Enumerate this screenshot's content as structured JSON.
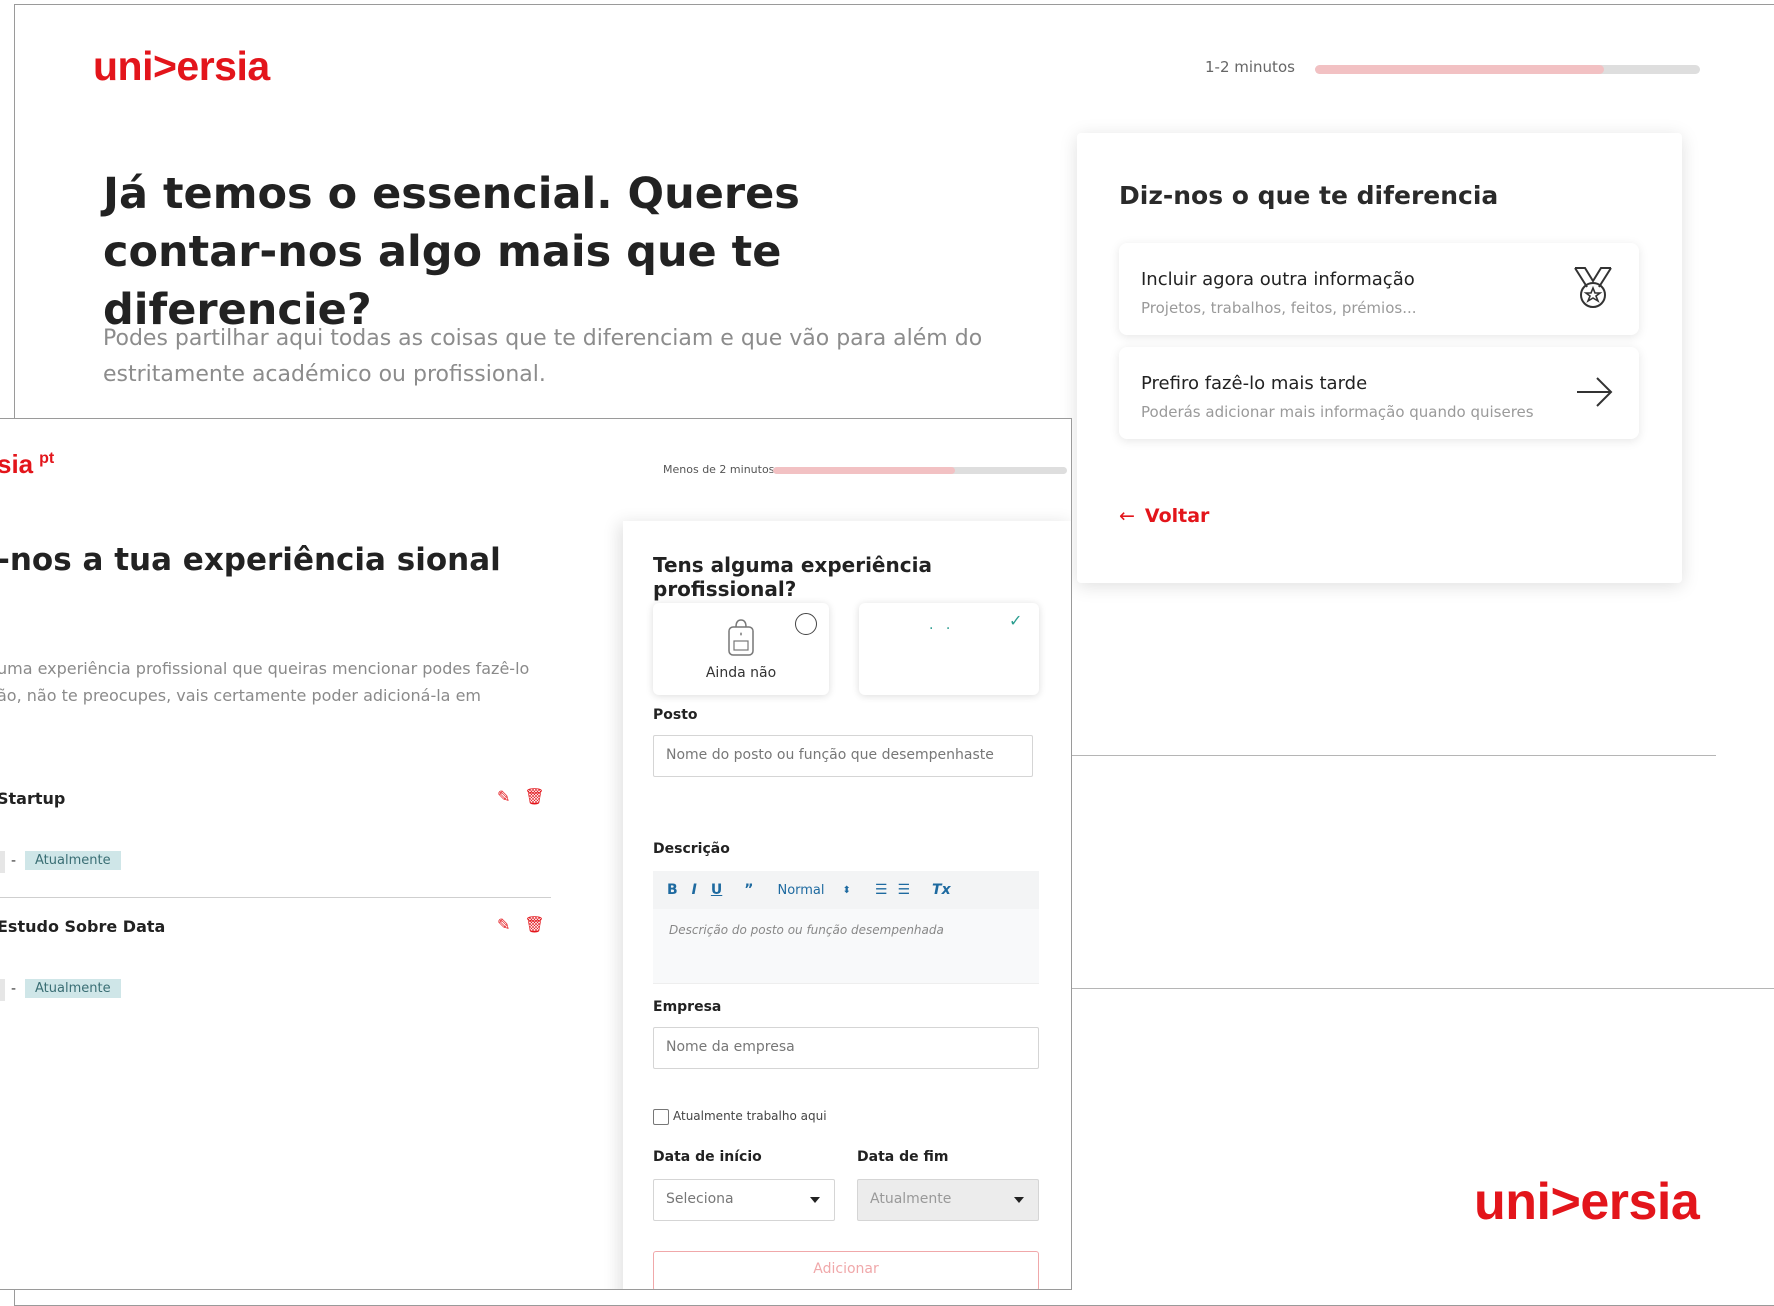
{
  "screen_a": {
    "logo": "uni>ersia",
    "progress": {
      "label": "1-2 minutos",
      "percent": 75
    },
    "title": "Já temos o essencial. Queres contar-nos algo mais que te diferencie?",
    "subtitle": "Podes partilhar aqui todas as coisas que te diferenciam e que vão para além do estritamente académico ou profissional.",
    "card": {
      "title": "Diz-nos o que te diferencia",
      "options": [
        {
          "title": "Incluir agora outra informação",
          "subtitle": "Projetos, trabalhos, feitos, prémios...",
          "icon": "medal-icon"
        },
        {
          "title": "Prefiro fazê-lo mais tarde",
          "subtitle": "Poderás adicionar mais informação quando quiseres",
          "icon": "arrow-right-icon"
        }
      ],
      "back_label": "Voltar"
    }
  },
  "footer_logo": "uni>ersia",
  "screen_b": {
    "logo": "sia",
    "logo_suffix": "pt",
    "progress": {
      "label": "Menos de 2 minutos",
      "percent": 62
    },
    "title": "-nos a tua experiência sional",
    "subtitle": "uma experiência profissional que queiras mencionar podes fazê-lo ão, não te preocupes, vais certamente poder adicioná-la em",
    "experiences": [
      {
        "title": "Startup",
        "dash": "-",
        "tag": "Atualmente"
      },
      {
        "title": "Estudo Sobre Data",
        "dash": "-",
        "tag": "Atualmente"
      }
    ],
    "form": {
      "title": "Tens alguma experiência profissional?",
      "choice_no": "Ainda não",
      "choice_yes_text": "· ·",
      "posto_label": "Posto",
      "posto_placeholder": "Nome do posto ou função que desempenhaste",
      "descricao_label": "Descrição",
      "toolbar": {
        "bold": "B",
        "italic": "I",
        "underline": "U",
        "quote": "”",
        "size": "Normal",
        "clear": "Tx"
      },
      "descricao_placeholder": "Descrição do posto ou função desempenhada",
      "empresa_label": "Empresa",
      "empresa_placeholder": "Nome da empresa",
      "checkbox_label": "Atualmente trabalho aqui",
      "data_inicio_label": "Data de início",
      "data_inicio_value": "Seleciona",
      "data_fim_label": "Data de fim",
      "data_fim_value": "Atualmente",
      "add_button": "Adicionar"
    }
  },
  "colors": {
    "brand_red": "#e3151b",
    "tag_bg": "#cfe6e8",
    "progress_fill": "#f2c1c3"
  }
}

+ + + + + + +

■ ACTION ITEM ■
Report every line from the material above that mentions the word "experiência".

■ EXERCISE RESULT ■
    "title": "-nos a tua experiência sional",
    "subtitle": "uma experiência profissional que queiras mencionar podes fazê-lo ão, não te preocupes, vais certamente poder adicioná-la em",
      "title": "Tens alguma experiência profissional?",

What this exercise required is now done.